## WHAT IS REQUIRED
Every entry that follows should be output exactly, and every image in it left out.

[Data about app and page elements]
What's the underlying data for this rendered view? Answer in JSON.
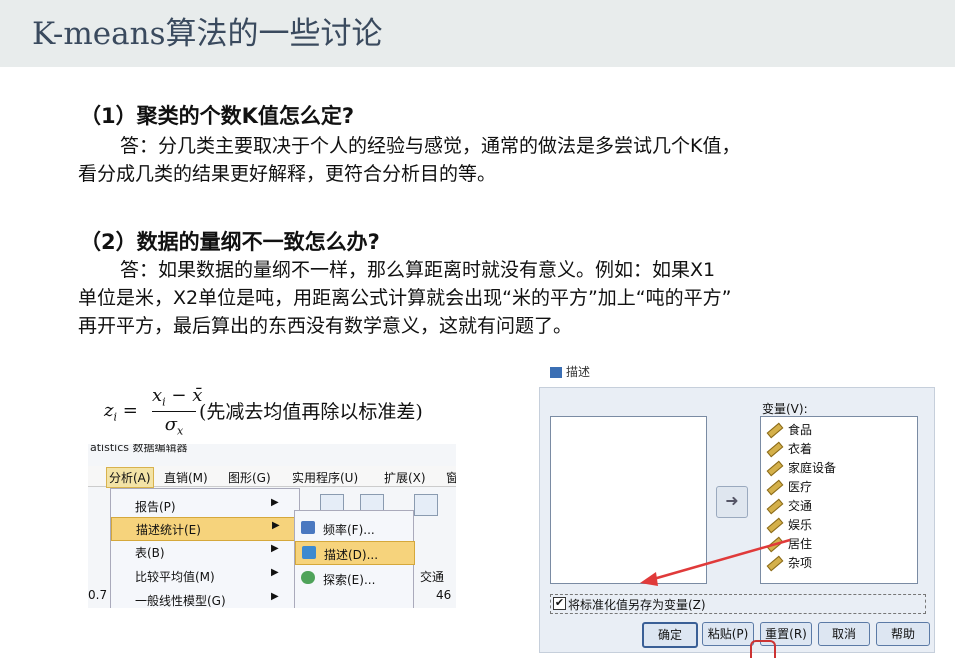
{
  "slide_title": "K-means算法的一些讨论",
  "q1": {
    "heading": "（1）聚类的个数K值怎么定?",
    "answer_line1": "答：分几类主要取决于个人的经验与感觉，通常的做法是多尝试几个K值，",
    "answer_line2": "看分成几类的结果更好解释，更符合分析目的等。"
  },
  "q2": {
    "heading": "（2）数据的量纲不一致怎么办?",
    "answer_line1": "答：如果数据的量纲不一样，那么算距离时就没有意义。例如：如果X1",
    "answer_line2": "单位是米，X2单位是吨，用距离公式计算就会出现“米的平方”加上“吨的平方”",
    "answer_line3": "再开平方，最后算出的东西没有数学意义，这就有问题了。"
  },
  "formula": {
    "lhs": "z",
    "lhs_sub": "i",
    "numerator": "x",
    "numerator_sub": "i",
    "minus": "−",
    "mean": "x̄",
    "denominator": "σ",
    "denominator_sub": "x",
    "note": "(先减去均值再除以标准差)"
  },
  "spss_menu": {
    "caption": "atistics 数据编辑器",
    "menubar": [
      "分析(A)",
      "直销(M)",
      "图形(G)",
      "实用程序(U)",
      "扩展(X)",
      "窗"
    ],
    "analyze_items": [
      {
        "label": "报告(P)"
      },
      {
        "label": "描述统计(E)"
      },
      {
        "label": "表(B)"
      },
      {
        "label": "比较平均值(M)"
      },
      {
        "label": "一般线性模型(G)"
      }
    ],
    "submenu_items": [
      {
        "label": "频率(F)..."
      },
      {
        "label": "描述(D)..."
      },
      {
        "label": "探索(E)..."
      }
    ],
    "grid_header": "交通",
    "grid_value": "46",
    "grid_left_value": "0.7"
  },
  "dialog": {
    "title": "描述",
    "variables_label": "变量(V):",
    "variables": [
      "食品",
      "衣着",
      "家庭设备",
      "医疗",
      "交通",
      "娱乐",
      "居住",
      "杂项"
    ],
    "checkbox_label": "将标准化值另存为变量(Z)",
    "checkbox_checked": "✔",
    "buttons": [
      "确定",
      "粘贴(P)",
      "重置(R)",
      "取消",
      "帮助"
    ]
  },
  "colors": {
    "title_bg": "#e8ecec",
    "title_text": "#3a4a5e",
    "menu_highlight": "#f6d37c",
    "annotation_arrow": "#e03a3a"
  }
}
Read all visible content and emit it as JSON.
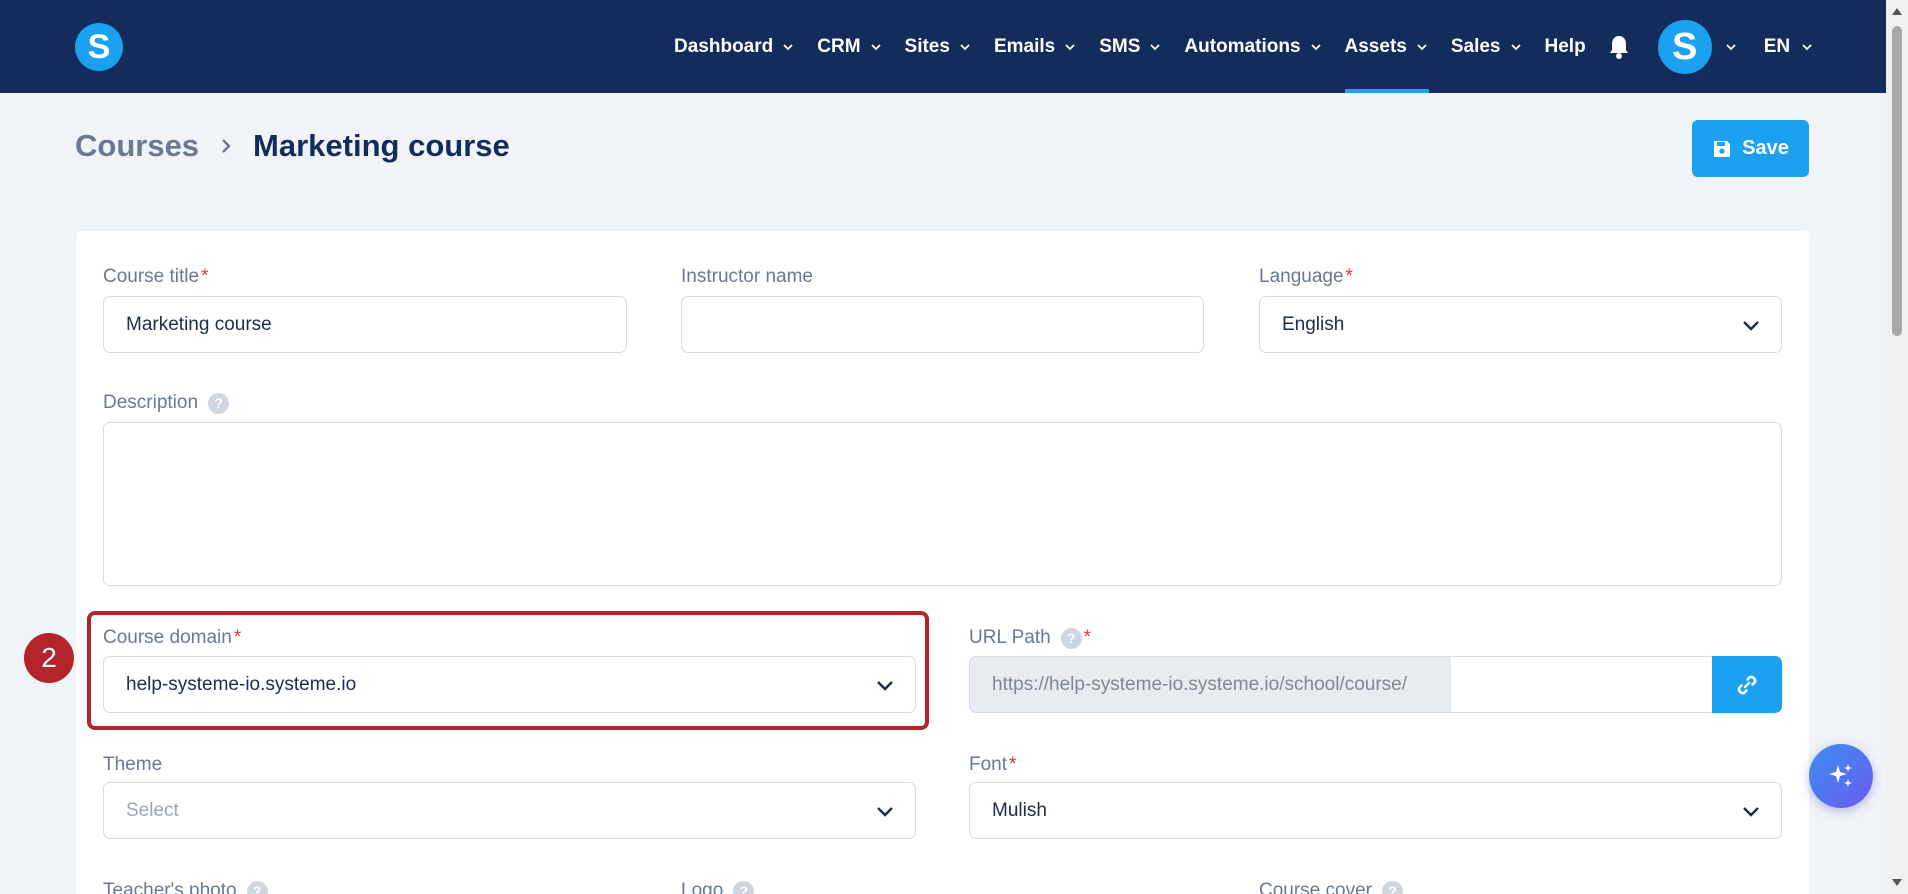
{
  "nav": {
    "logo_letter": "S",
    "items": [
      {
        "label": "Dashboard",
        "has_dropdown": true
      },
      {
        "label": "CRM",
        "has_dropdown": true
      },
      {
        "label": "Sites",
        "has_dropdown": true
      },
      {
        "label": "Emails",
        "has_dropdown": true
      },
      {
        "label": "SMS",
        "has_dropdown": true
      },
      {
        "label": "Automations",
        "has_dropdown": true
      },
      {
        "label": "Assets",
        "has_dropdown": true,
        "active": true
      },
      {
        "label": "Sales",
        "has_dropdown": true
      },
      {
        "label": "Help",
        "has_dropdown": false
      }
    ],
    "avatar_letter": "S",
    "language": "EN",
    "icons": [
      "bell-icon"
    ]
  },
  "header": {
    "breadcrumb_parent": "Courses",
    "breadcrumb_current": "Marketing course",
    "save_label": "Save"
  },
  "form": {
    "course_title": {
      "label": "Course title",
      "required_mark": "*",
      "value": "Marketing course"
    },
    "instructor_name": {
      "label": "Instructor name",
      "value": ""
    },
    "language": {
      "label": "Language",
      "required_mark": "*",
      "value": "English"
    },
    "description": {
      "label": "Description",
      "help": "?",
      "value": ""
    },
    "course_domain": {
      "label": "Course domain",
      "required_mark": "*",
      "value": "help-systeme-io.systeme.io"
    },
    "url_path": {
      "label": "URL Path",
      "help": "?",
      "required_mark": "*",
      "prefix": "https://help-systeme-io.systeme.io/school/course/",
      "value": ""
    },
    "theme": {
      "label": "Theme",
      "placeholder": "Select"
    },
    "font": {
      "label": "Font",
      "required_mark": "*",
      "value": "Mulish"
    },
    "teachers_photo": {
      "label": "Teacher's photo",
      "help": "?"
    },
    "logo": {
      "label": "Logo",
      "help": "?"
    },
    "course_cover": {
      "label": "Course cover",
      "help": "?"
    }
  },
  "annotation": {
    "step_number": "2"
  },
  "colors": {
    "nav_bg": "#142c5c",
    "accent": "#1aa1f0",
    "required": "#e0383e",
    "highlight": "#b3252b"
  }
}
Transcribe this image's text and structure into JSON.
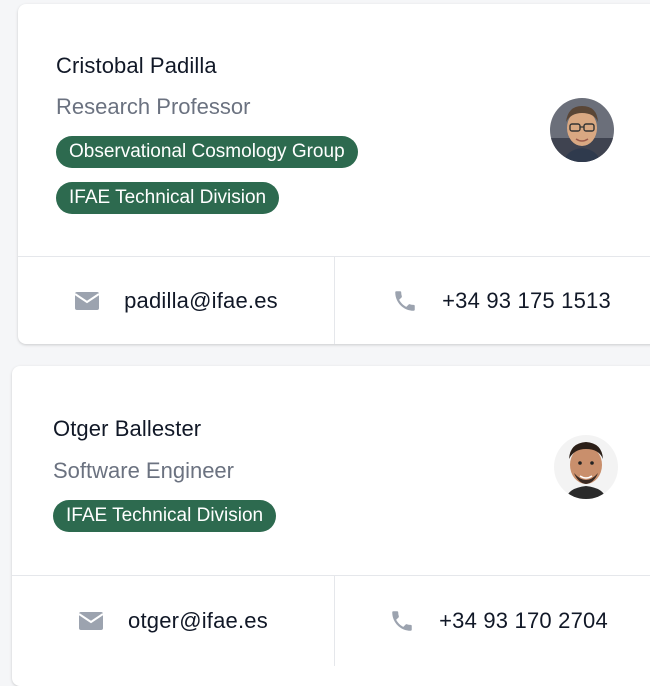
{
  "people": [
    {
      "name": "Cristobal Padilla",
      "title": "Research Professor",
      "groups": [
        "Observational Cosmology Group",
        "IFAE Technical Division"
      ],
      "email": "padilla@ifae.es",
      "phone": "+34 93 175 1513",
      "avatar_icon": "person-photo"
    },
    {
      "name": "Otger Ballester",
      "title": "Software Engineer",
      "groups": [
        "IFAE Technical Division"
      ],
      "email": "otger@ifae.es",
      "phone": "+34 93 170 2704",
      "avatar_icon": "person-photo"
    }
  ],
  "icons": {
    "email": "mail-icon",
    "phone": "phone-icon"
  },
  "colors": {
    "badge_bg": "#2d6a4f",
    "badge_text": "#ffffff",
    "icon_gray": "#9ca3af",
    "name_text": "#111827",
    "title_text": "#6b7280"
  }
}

## RESULT OF THIS TASK
What's the underlying data for this rendered view? Answer in JSON.
{
  "slide_title": "K-means算法的一些讨论",
  "q1": {
    "heading": "（1）聚类的个数K值怎么定?",
    "answer_line1": "答：分几类主要取决于个人的经验与感觉，通常的做法是多尝试几个K值，",
    "answer_line2": "看分成几类的结果更好解释，更符合分析目的等。"
  },
  "q2": {
    "heading": "（2）数据的量纲不一致怎么办?",
    "answer_line1": "答：如果数据的量纲不一样，那么算距离时就没有意义。例如：如果X1",
    "answer_line2": "单位是米，X2单位是吨，用距离公式计算就会出现“米的平方”加上“吨的平方”",
    "answer_line3": "再开平方，最后算出的东西没有数学意义，这就有问题了。"
  },
  "formula": {
    "lhs": "z",
    "lhs_sub": "i",
    "numerator": "x",
    "numerator_sub": "i",
    "minus": "−",
    "mean": "x̄",
    "denominator": "σ",
    "denominator_sub": "x",
    "note": "(先减去均值再除以标准差)"
  },
  "spss_menu": {
    "caption": "atistics 数据编辑器",
    "menubar": [
      "分析(A)",
      "直销(M)",
      "图形(G)",
      "实用程序(U)",
      "扩展(X)",
      "窗"
    ],
    "analyze_items": [
      {
        "label": "报告(P)"
      },
      {
        "label": "描述统计(E)"
      },
      {
        "label": "表(B)"
      },
      {
        "label": "比较平均值(M)"
      },
      {
        "label": "一般线性模型(G)"
      }
    ],
    "submenu_items": [
      {
        "label": "频率(F)..."
      },
      {
        "label": "描述(D)..."
      },
      {
        "label": "探索(E)..."
      }
    ],
    "grid_header": "交通",
    "grid_value": "46",
    "grid_left_value": "0.7"
  },
  "dialog": {
    "title": "描述",
    "variables_label": "变量(V):",
    "variables": [
      "食品",
      "衣着",
      "家庭设备",
      "医疗",
      "交通",
      "娱乐",
      "居住",
      "杂项"
    ],
    "checkbox_label": "将标准化值另存为变量(Z)",
    "checkbox_checked": "✔",
    "buttons": [
      "确定",
      "粘贴(P)",
      "重置(R)",
      "取消",
      "帮助"
    ]
  },
  "colors": {
    "title_bg": "#e8ecec",
    "title_text": "#3a4a5e",
    "menu_highlight": "#f6d37c",
    "annotation_arrow": "#e03a3a"
  }
}
Read all visible content and emit it as JSON.
{
  "nav": {
    "logo_letter": "S",
    "items": [
      {
        "label": "Dashboard",
        "has_dropdown": true
      },
      {
        "label": "CRM",
        "has_dropdown": true
      },
      {
        "label": "Sites",
        "has_dropdown": true
      },
      {
        "label": "Emails",
        "has_dropdown": true
      },
      {
        "label": "SMS",
        "has_dropdown": true
      },
      {
        "label": "Automations",
        "has_dropdown": true
      },
      {
        "label": "Assets",
        "has_dropdown": true,
        "active": true
      },
      {
        "label": "Sales",
        "has_dropdown": true
      },
      {
        "label": "Help",
        "has_dropdown": false
      }
    ],
    "avatar_letter": "S",
    "language": "EN",
    "icons": [
      "bell-icon"
    ]
  },
  "header": {
    "breadcrumb_parent": "Courses",
    "breadcrumb_current": "Marketing course",
    "save_label": "Save"
  },
  "form": {
    "course_title": {
      "label": "Course title",
      "required_mark": "*",
      "value": "Marketing course"
    },
    "instructor_name": {
      "label": "Instructor name",
      "value": ""
    },
    "language": {
      "label": "Language",
      "required_mark": "*",
      "value": "English"
    },
    "description": {
      "label": "Description",
      "help": "?",
      "value": ""
    },
    "course_domain": {
      "label": "Course domain",
      "required_mark": "*",
      "value": "help-systeme-io.systeme.io"
    },
    "url_path": {
      "label": "URL Path",
      "help": "?",
      "required_mark": "*",
      "prefix": "https://help-systeme-io.systeme.io/school/course/",
      "value": ""
    },
    "theme": {
      "label": "Theme",
      "placeholder": "Select"
    },
    "font": {
      "label": "Font",
      "required_mark": "*",
      "value": "Mulish"
    },
    "teachers_photo": {
      "label": "Teacher's photo",
      "help": "?"
    },
    "logo": {
      "label": "Logo",
      "help": "?"
    },
    "course_cover": {
      "label": "Course cover",
      "help": "?"
    }
  },
  "annotation": {
    "step_number": "2"
  },
  "colors": {
    "nav_bg": "#142c5c",
    "accent": "#1aa1f0",
    "required": "#e0383e",
    "highlight": "#b3252b"
  }
}
Transcribe this image's text and structure into JSON.
{
  "people": [
    {
      "name": "Cristobal Padilla",
      "title": "Research Professor",
      "groups": [
        "Observational Cosmology Group",
        "IFAE Technical Division"
      ],
      "email": "padilla@ifae.es",
      "phone": "+34 93 175 1513",
      "avatar_icon": "person-photo"
    },
    {
      "name": "Otger Ballester",
      "title": "Software Engineer",
      "groups": [
        "IFAE Technical Division"
      ],
      "email": "otger@ifae.es",
      "phone": "+34 93 170 2704",
      "avatar_icon": "person-photo"
    }
  ],
  "icons": {
    "email": "mail-icon",
    "phone": "phone-icon"
  },
  "colors": {
    "badge_bg": "#2d6a4f",
    "badge_text": "#ffffff",
    "icon_gray": "#9ca3af",
    "name_text": "#111827",
    "title_text": "#6b7280"
  }
}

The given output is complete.